Challenging Asian Stereotypes and the Model Minority Myth in College

Asian stereotypes and the model minority myth have long persisted in American society, shaping perceptions, attitudes, and expectations towards individuals of Asian descent. In college environments, these stereotypes can have profound impacts on the experiences and well-being of Asian students, influencing everything from academic performance to mental health. In this comprehensive article, we will explore the origins and implications of Asian stereotypes and the model minority myth in college settings, examine the diverse experiences of Asian students, and discuss strategies for challenging and dismantling these harmful stereotypes.

Understanding Asian Stereotypes and the Model Minority Myth

Asian stereotypes are deeply ingrained cultural beliefs and assumptions that generalize and oversimplify the experiences, behaviors, and characteristics of individuals of Asian descent. These stereotypes often portray Asians as academically successful, obedient, quiet, and submissive, perpetuating the idea of a monolithic “model minority” group that excels in education, careers, and socioeconomic status. The model minority myth, which emerged in the mid-20th century, originated as a response to the civil rights movement and was used to downplay systemic racism and discrimination against African Americans by highlighting the success of certain Asian immigrant groups.

Impacts on Asian College Students

While the model minority myth may seem flattering on the surface, it carries significant implications for Asian college students, both academically and psychologically. Pressure to conform to the model minority stereotype can create unrealistic expectations and immense academic pressure, leading to stress, anxiety, and burnout. Additionally, Asian students may face stereotyping and tokenization in academic and social settings, being perceived as “the smart ones” or “the quiet ones” rather than individuals with diverse interests, talents, and experiences. Furthermore, the model minority myth obscures the experiences of Asian students who may face intersecting forms of discrimination based on factors such as gender, ethnicity, socioeconomic status, and immigration status.

Challenging Asian Stereotypes and the Model Minority Myth

Promoting Diversity and Inclusion
Colleges and universities must actively promote diversity and inclusion by fostering environments where students from all racial and ethnic backgrounds feel valued, respected, and represented. This includes recruiting diverse faculty and staff, offering culturally responsive curricula, and providing resources and support services for marginalized student populations.

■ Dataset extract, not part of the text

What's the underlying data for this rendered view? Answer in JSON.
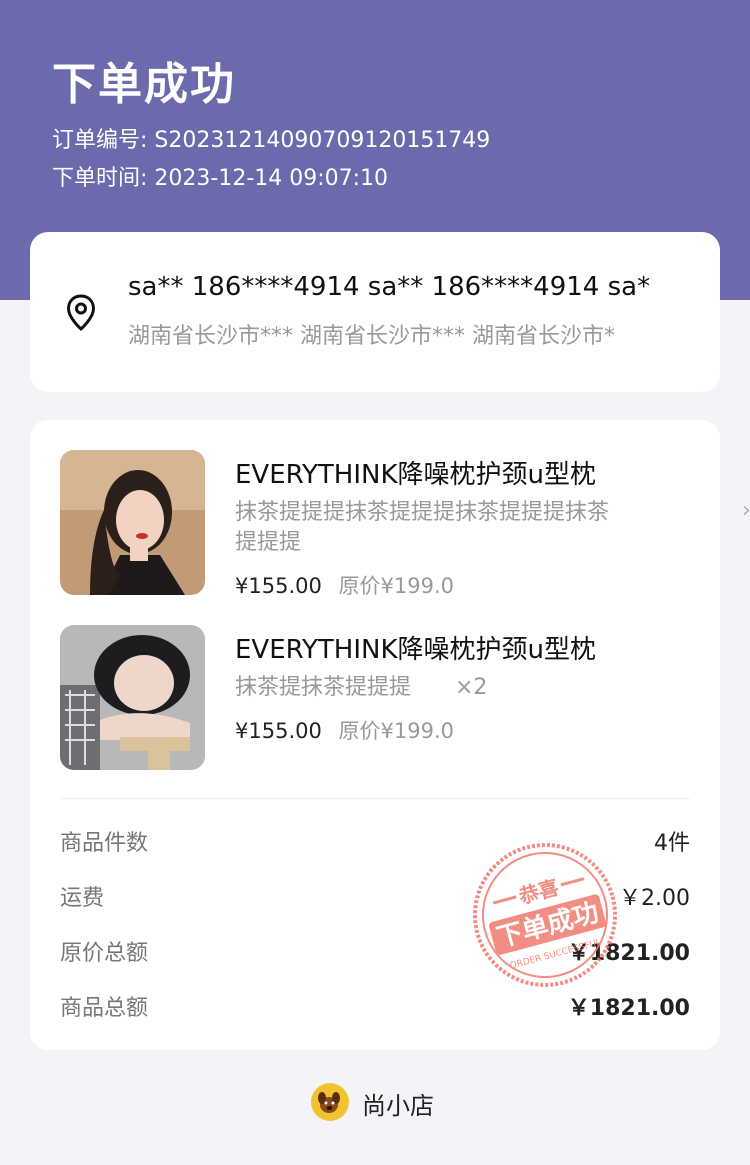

Providing Education and Awareness
Institutions should educate students, faculty, and staff about the harmful impacts of Asian stereotypes and the model minority myth, raising awareness about the diversity of Asian experiences and challenging stereotypes through dialogue, workshops, and cultural programming.

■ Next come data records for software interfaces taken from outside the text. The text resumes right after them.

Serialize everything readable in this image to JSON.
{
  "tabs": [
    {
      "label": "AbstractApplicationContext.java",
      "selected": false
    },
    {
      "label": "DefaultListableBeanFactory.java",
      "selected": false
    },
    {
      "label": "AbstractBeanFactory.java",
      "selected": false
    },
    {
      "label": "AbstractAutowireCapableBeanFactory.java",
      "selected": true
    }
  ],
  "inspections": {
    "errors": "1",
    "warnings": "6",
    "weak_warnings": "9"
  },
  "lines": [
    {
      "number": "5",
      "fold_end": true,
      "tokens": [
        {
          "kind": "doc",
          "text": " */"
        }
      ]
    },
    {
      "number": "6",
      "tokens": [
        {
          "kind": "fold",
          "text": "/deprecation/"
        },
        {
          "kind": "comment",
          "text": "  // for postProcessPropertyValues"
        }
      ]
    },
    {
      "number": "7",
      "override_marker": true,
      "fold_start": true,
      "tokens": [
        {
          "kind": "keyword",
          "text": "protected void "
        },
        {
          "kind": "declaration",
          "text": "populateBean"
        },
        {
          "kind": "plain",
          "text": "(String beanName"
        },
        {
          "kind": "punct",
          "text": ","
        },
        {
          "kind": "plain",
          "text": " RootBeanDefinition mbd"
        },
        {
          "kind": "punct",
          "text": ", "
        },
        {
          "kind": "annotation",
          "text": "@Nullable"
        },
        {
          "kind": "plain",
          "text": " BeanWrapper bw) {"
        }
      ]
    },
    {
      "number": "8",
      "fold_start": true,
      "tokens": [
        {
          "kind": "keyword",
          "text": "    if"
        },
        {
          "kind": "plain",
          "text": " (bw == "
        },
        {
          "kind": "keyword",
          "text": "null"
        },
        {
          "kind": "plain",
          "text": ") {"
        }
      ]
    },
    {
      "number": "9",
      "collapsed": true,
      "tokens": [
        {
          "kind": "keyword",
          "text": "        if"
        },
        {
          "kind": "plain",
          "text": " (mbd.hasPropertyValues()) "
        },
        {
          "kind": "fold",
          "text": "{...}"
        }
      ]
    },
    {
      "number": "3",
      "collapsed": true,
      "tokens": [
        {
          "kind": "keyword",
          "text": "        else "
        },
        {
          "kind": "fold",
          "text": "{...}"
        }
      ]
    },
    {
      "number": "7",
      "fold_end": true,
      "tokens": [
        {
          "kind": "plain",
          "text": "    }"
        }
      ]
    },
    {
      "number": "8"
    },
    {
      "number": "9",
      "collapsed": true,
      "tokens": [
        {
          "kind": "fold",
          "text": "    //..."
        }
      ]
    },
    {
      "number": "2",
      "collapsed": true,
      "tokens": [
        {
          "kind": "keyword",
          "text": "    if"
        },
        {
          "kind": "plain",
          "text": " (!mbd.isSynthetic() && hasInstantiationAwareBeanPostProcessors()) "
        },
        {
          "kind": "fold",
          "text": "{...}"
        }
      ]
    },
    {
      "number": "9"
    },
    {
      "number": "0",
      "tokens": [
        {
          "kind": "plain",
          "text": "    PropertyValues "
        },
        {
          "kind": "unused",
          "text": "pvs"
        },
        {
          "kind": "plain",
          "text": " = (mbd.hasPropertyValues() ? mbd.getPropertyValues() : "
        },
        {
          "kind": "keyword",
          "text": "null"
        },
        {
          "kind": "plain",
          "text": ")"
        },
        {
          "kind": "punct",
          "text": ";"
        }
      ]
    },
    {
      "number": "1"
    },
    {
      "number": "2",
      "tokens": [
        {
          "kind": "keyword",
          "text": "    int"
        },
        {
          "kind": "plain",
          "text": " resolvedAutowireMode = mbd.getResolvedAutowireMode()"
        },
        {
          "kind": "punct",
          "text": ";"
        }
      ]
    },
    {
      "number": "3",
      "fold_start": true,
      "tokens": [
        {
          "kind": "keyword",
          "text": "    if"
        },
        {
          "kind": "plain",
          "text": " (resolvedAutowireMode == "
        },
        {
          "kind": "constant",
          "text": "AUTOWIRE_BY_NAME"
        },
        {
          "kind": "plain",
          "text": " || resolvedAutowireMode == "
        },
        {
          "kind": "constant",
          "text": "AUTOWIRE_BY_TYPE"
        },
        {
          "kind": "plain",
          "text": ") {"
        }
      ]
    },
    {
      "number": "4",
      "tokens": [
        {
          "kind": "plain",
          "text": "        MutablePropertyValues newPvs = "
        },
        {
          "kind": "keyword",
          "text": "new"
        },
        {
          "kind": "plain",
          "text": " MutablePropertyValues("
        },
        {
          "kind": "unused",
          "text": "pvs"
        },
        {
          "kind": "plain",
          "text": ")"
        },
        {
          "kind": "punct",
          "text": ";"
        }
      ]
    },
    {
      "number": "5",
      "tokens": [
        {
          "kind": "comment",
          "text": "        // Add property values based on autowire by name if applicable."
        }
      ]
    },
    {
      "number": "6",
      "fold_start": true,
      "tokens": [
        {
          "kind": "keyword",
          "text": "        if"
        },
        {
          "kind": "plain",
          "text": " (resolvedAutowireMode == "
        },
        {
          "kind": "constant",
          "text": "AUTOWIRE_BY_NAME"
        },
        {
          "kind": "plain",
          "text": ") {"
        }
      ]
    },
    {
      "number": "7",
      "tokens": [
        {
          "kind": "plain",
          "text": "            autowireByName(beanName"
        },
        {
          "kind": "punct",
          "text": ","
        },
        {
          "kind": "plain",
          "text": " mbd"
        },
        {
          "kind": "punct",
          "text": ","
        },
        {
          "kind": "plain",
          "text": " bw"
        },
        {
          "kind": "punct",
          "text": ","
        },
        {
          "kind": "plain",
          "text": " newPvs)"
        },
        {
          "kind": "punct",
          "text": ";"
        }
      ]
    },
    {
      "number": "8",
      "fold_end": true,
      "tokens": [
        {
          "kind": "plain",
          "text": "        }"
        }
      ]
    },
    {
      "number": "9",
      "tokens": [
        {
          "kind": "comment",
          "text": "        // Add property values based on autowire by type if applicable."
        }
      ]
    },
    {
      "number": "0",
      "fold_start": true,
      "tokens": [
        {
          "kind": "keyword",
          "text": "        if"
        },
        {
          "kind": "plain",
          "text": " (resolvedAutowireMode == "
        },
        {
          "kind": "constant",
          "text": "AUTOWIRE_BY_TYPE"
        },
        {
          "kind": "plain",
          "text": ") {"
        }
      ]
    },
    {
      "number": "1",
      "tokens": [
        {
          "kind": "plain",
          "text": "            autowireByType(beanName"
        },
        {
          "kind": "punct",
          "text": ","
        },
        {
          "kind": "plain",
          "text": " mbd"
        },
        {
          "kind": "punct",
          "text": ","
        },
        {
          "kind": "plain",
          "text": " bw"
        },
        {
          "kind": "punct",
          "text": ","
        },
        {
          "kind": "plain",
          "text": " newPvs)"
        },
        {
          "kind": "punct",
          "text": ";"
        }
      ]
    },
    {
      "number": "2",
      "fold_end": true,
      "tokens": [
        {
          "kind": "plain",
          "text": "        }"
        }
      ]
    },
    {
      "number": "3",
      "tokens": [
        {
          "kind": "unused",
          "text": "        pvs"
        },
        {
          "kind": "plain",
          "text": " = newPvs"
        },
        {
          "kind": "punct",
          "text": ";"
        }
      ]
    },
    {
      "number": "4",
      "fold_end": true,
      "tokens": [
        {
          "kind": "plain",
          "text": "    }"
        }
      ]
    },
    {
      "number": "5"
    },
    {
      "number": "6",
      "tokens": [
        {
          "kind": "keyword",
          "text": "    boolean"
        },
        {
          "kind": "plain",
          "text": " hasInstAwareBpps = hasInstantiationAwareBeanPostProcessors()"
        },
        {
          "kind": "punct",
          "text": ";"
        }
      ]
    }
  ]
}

Empowering Asian Student Voices
Colleges should empower Asian student organizations and affinity groups to amplify their voices, share their experiences, and advocate for their needs on campus. Creating spaces for Asian students to connect, support each other, and organize around issues of identity and representation can foster a sense of belonging and solidarity.

Addressing Mental Health Needs
Recognizing the unique challenges faced by Asian students, colleges should prioritize mental health support services that are culturally competent, linguistically accessible, and inclusive of diverse perspectives and experiences. This may include counseling services, peer support groups, and workshops focused on stress management and resilience-building.

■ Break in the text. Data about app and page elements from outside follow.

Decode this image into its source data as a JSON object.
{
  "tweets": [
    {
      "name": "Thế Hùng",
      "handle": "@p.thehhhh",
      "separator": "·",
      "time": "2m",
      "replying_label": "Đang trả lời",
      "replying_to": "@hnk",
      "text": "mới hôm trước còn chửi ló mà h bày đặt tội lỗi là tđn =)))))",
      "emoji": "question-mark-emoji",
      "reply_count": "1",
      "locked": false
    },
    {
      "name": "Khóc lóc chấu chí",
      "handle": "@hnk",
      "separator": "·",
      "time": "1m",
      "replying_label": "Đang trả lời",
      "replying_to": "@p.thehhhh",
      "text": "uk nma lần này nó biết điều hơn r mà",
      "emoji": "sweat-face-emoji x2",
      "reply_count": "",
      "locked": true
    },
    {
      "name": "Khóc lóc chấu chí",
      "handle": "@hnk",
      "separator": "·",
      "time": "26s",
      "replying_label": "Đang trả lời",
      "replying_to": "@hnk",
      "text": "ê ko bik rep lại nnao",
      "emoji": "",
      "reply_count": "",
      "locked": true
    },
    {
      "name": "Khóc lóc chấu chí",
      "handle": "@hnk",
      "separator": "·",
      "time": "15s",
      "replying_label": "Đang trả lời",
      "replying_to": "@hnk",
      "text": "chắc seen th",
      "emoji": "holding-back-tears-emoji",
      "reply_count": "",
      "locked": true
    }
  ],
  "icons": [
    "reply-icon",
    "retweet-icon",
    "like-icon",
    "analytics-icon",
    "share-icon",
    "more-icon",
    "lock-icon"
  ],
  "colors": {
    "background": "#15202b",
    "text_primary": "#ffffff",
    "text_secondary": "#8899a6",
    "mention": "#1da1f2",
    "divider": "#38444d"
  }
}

Centering Intersectionality
Recognizing that Asian students are not a monolithic group, colleges should adopt an intersectional approach that acknowledges the diverse identities and experiences within the Asian American community. This involves considering how factors such as gender, sexuality, class, and immigration status intersect with race and ethnicity to shape students’ experiences and needs.


In conclusion, challenging Asian stereotypes and the model minority myth is essential for creating inclusive college environments where all students can thrive academically, socially, and emotionally. By promoting diversity, raising awareness, empowering student voices, addressing mental health needs, and centering intersectionality, colleges and universities can work towards dismantling harmful stereotypes and fostering cultures of belonging and equity for Asian students and all members of the campus community. It is through collective action and solidarity that we can create a more just and inclusive society where every individual is seen, heard, and valued for their unique contributions and experiences.

The Diverseek podcast aims to create a platform for meaningful conversations, education, and advocacy surrounding issues of diversity, equity, inclusion, and belonging in various aspects of society.


Diverseek serves as a platform for meaningful conversations, education, and advocacy surrounding issues of diversity, equity, and inclusion in the workplace.